YOUR ASSIGNMENT: Go through the data below and copy it exactly, skipping every picture.
---------- TASK INPUT
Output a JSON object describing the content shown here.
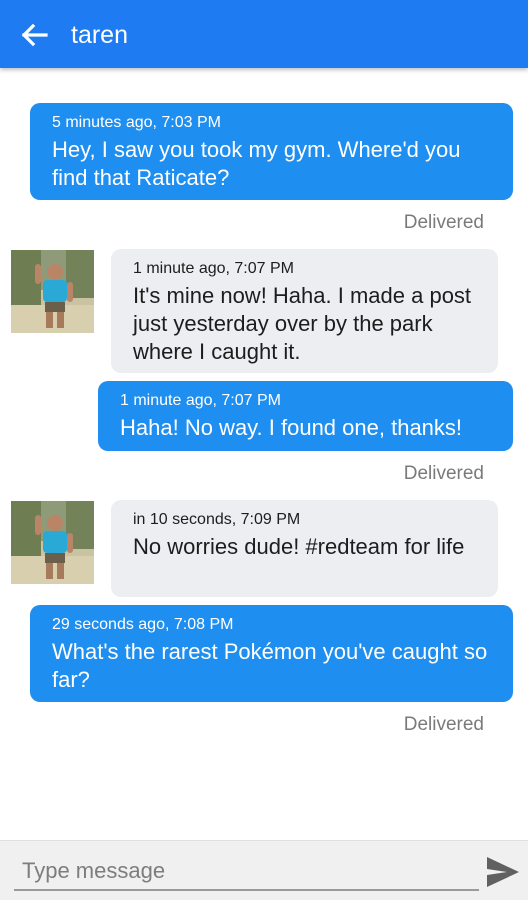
{
  "header": {
    "title": "taren",
    "back_icon": "arrow-left-icon"
  },
  "colors": {
    "header": "#1f7bf2",
    "outgoing_bubble": "#1e8ef0",
    "incoming_bubble": "#eceef1"
  },
  "messages": [
    {
      "direction": "outgoing",
      "meta": "5 minutes ago, 7:03 PM",
      "text": "Hey, I saw you took my gym.  Where'd you find that Raticate?",
      "status": "Delivered"
    },
    {
      "direction": "incoming",
      "meta": "1 minute ago, 7:07 PM",
      "text": "It's mine now!  Haha.  I made a post just yesterday over by the park where I caught it."
    },
    {
      "direction": "outgoing",
      "meta": "1 minute ago, 7:07 PM",
      "text": "Haha!  No way.  I found one, thanks!",
      "status": "Delivered"
    },
    {
      "direction": "incoming",
      "meta": "in 10 seconds, 7:09 PM",
      "text": "No worries dude!  #redteam for life"
    },
    {
      "direction": "outgoing",
      "meta": "29 seconds ago, 7:08 PM",
      "text": "What's the rarest Pokémon you've caught so far?",
      "status": "Delivered"
    }
  ],
  "composer": {
    "placeholder": "Type message",
    "value": "",
    "send_icon": "send-icon"
  }
}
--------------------
EXERCISE OUTPUT:
Output a JSON object describing the content shown here.
{
  "header": {
    "title": "taren",
    "back_icon": "arrow-left-icon"
  },
  "colors": {
    "header": "#1f7bf2",
    "outgoing_bubble": "#1e8ef0",
    "incoming_bubble": "#eceef1"
  },
  "messages": [
    {
      "direction": "outgoing",
      "meta": "5 minutes ago, 7:03 PM",
      "text": "Hey, I saw you took my gym.  Where'd you find that Raticate?",
      "status": "Delivered"
    },
    {
      "direction": "incoming",
      "meta": "1 minute ago, 7:07 PM",
      "text": "It's mine now!  Haha.  I made a post just yesterday over by the park where I caught it."
    },
    {
      "direction": "outgoing",
      "meta": "1 minute ago, 7:07 PM",
      "text": "Haha!  No way.  I found one, thanks!",
      "status": "Delivered"
    },
    {
      "direction": "incoming",
      "meta": "in 10 seconds, 7:09 PM",
      "text": "No worries dude!  #redteam for life"
    },
    {
      "direction": "outgoing",
      "meta": "29 seconds ago, 7:08 PM",
      "text": "What's the rarest Pokémon you've caught so far?",
      "status": "Delivered"
    }
  ],
  "composer": {
    "placeholder": "Type message",
    "value": "",
    "send_icon": "send-icon"
  }
}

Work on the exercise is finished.